“Cockatoos live a hundred years,” says Marshall.

“Shut up, dick.” Leon turns again to Tom: business-like, he says, “You tell whatever story you like, and we won’t say anything. We didn’t even see you here today, far as I know.”

“Sure,” says Marshall.

Tom sags back on his heels. There’s a lava of grief rising through him, and he struggles to keep it contained. Under no circumstances may it break the surface while these two stand here. He looks at the bird, its shining eye and withered feet, its carnival-coloured feathers. “All right,” he says. “Thank you.”

“Maybe we’ll see you at the milk bar later. Play Galaga.”

“Yeah,” says Tom.

He waits while they walk along the path and through the grass and finally around the corner. Then gingerly he lifts the bird, whose head rolls freely, livingly. Something so charming while alive has become skin-crawlingly unpleasant. He doesn’t know what he will tell his mother and father – something like the truth, but not the truth. His mother will be upset, his father commiserating. But on Monday nobody will hear the story of the birdy-boy, and that at least is something. Tom trusts Leon and Marshall will keep their promise, because that is what boys do. He tucks the parrot to him so it lies like a fold of paper in his arms, and stands. All around him is silence. Only he will know the boy he is.

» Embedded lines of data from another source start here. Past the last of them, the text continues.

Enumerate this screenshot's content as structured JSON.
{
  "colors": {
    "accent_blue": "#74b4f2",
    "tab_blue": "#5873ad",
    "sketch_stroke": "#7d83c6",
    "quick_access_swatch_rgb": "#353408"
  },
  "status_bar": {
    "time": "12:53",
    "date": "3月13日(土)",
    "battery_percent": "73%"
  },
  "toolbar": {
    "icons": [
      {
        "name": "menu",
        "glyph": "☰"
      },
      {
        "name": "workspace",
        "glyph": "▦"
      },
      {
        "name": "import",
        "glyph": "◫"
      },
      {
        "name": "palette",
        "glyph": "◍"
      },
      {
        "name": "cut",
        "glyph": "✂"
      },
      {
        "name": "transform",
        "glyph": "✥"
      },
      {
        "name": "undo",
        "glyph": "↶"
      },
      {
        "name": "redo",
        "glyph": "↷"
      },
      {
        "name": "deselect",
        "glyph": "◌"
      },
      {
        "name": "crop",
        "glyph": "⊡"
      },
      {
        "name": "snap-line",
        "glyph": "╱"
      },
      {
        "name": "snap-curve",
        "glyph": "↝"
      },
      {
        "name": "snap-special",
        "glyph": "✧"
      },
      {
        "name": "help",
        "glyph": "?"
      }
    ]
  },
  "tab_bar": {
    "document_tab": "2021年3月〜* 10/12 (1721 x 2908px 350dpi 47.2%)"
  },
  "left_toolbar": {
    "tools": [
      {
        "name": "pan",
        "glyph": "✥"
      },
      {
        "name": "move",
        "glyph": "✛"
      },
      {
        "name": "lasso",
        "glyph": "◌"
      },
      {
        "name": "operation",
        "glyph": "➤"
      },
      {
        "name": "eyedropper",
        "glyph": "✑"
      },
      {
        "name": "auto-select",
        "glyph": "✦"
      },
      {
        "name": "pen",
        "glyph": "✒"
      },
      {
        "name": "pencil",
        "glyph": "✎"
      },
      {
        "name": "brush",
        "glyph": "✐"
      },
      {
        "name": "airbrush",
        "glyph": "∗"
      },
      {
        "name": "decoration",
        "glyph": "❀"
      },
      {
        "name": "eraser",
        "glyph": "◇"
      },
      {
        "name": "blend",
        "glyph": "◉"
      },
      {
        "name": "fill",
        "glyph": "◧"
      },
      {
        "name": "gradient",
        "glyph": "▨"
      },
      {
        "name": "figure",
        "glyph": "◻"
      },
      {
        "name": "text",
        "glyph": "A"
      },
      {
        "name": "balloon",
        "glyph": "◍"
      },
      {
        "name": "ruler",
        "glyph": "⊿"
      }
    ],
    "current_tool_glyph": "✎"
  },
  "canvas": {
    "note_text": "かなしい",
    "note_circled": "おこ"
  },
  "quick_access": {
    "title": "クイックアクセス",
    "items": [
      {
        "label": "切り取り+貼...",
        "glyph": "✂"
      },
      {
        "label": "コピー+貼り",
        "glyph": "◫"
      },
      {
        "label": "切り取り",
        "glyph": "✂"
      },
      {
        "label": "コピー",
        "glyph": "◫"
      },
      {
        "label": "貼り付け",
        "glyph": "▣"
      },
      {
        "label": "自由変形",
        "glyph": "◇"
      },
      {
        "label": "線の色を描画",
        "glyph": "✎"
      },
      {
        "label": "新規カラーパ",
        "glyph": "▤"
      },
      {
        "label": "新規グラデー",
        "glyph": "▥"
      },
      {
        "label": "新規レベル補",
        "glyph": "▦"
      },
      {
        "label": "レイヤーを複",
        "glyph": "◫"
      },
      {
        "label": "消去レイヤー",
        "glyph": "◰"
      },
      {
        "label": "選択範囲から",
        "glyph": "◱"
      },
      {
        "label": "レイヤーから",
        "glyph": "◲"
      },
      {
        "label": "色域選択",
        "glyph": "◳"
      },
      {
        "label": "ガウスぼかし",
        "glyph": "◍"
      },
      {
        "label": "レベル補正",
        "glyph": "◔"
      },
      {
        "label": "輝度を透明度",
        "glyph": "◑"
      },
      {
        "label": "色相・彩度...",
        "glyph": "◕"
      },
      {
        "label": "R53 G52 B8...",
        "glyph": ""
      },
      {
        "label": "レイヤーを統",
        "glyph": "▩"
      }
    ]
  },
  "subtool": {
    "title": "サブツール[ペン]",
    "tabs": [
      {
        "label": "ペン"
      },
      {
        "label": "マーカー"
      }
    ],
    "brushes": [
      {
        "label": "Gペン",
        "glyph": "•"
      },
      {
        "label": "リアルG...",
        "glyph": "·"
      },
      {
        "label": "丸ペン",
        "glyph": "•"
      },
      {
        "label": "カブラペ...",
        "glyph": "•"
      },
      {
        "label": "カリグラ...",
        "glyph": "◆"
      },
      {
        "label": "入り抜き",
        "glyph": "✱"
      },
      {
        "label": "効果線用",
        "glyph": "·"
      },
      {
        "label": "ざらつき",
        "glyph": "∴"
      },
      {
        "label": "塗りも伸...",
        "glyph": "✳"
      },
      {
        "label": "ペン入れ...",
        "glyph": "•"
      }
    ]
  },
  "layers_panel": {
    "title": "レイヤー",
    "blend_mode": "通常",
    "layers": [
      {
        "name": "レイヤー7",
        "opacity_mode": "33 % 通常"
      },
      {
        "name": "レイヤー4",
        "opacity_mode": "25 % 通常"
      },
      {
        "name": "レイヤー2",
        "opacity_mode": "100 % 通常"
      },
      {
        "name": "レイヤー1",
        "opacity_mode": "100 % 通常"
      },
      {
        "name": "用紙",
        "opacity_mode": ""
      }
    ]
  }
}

About the author Sonya Hartnett
Sonya Hartnett is the acclaimed author of Thursday's Child, Sleeping Dogs, Of a Boy and The Midnight Zoo. She won the Astrid Lindgren Memorial Award for children's literature in 2008.
 
×
×